## WORK TO COMPLETE
Find the word "figure" in the records and copy every line where it occurs.

## DATA UNDER STUDY
**********

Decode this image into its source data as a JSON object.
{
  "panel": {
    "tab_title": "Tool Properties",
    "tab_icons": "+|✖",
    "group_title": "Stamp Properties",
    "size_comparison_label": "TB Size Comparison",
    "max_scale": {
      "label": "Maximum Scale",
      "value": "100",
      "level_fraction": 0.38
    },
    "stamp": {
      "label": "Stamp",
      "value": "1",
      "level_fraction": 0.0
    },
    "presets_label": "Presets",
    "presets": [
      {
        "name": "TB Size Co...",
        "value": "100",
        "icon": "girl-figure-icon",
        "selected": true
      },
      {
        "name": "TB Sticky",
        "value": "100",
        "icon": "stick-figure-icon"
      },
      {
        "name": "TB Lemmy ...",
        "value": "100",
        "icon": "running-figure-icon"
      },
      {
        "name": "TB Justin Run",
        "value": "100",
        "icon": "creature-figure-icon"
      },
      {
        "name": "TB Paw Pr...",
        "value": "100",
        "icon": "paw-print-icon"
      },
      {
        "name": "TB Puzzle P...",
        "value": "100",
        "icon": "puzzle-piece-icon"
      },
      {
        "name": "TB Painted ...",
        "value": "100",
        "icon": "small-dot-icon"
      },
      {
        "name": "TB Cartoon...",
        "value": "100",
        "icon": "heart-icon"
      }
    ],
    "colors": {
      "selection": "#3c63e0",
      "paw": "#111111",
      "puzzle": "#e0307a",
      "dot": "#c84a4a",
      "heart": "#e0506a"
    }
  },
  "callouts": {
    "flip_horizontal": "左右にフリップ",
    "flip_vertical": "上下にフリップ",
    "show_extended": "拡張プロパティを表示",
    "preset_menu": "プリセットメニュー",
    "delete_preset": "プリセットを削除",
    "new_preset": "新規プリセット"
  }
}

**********

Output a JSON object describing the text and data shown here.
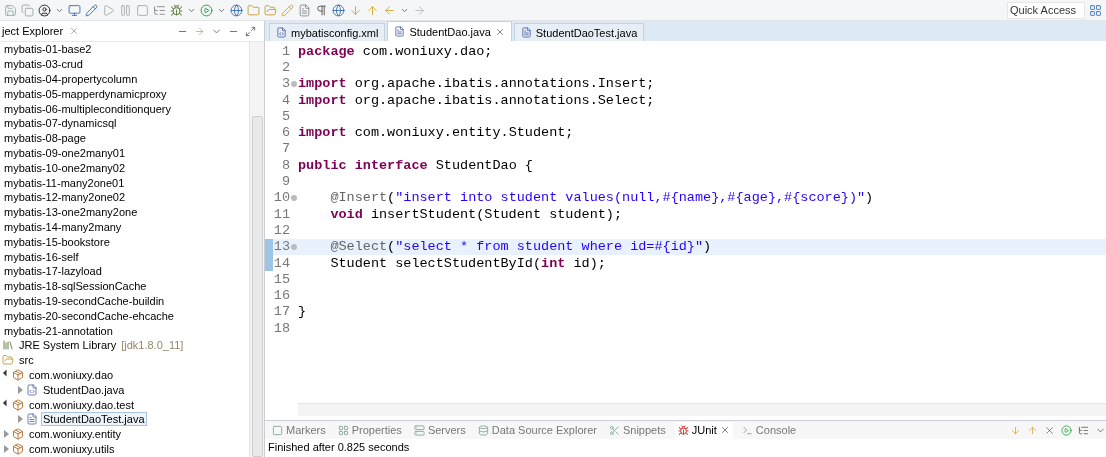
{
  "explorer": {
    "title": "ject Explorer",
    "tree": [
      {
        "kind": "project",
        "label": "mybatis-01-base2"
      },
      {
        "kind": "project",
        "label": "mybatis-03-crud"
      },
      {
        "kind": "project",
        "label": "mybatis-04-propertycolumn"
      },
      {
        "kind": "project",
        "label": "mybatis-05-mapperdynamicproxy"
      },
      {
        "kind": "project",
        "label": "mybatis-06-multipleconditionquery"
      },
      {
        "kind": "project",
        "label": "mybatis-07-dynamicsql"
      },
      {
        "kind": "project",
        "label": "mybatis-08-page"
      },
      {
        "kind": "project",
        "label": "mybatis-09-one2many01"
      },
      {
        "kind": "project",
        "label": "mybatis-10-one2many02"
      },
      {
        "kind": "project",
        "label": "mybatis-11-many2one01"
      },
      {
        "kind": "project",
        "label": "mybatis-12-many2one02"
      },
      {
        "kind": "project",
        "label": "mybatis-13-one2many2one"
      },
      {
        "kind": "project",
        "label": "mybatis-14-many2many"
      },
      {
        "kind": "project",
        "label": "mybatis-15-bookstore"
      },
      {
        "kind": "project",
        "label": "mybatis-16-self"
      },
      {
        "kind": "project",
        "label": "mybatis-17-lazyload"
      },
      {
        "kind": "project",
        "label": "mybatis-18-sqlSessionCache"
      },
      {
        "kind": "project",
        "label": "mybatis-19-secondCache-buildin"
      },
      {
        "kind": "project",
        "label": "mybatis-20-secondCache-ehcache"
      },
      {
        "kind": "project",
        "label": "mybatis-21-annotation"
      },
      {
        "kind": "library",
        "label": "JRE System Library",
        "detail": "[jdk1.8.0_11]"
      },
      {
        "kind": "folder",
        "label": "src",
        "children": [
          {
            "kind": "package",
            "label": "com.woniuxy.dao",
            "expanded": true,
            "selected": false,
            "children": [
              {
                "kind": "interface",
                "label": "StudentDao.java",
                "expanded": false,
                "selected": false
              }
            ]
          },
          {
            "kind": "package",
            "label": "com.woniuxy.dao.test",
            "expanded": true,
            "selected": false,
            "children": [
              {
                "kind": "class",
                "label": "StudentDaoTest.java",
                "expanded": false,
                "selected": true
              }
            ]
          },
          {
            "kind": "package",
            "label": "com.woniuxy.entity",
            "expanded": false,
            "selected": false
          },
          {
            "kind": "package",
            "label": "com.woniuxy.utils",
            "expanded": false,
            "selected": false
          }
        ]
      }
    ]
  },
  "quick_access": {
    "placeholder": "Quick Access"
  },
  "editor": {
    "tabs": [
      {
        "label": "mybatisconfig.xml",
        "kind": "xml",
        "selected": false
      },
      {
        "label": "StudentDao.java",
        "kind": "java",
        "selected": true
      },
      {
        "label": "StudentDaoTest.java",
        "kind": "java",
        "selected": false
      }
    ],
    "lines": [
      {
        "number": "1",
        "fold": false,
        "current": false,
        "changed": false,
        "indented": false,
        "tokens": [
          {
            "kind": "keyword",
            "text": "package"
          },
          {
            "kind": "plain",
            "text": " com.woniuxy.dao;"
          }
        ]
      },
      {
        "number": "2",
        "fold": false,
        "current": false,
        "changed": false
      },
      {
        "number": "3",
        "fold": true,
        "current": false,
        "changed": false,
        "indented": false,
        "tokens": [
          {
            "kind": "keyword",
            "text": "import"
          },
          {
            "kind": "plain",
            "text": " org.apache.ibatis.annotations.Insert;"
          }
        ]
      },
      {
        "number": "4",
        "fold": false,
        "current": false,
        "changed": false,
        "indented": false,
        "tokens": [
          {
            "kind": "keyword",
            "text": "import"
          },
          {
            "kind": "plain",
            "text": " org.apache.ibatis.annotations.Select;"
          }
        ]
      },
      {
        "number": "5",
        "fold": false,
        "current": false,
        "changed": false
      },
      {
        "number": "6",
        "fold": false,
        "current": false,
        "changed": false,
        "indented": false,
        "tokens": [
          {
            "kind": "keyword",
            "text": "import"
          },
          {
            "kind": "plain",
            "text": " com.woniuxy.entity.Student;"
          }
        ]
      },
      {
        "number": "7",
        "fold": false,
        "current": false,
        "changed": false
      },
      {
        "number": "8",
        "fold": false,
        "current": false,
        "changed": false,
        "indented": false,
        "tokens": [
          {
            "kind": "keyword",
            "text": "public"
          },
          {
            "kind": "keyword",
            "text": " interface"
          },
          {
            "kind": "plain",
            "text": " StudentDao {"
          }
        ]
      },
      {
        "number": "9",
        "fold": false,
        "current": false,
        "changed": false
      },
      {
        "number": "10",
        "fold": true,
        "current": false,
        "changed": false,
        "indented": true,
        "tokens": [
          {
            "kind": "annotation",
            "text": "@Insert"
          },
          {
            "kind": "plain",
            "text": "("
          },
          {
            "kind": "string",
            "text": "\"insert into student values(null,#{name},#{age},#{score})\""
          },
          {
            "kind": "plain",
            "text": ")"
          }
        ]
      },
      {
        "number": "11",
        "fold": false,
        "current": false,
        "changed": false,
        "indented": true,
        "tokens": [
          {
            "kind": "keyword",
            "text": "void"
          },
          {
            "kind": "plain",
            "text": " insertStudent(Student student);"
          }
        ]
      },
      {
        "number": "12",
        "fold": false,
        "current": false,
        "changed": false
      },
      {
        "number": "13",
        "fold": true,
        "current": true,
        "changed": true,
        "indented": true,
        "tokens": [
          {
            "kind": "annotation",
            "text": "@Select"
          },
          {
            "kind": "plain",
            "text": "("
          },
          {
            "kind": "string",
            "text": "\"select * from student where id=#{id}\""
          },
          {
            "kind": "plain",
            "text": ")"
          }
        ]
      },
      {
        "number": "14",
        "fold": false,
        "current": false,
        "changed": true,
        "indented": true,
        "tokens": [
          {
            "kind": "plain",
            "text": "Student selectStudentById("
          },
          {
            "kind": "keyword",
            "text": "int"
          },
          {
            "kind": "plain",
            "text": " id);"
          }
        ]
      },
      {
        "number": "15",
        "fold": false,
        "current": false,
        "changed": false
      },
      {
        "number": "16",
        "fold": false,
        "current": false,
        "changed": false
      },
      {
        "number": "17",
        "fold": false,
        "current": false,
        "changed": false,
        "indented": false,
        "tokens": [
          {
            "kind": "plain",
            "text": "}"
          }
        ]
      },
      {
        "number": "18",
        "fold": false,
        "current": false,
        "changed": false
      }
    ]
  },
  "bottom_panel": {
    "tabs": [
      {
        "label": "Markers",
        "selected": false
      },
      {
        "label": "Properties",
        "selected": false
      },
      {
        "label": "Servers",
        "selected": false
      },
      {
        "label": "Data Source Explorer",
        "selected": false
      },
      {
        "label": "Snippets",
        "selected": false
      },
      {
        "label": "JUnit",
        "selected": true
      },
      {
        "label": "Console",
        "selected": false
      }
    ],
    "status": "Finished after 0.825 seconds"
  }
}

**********

## ANSWER SPACE
        "icon": "girl-figure-icon",
        "icon": "stick-figure-icon"
        "icon": "running-figure-icon"
        "icon": "creature-figure-icon"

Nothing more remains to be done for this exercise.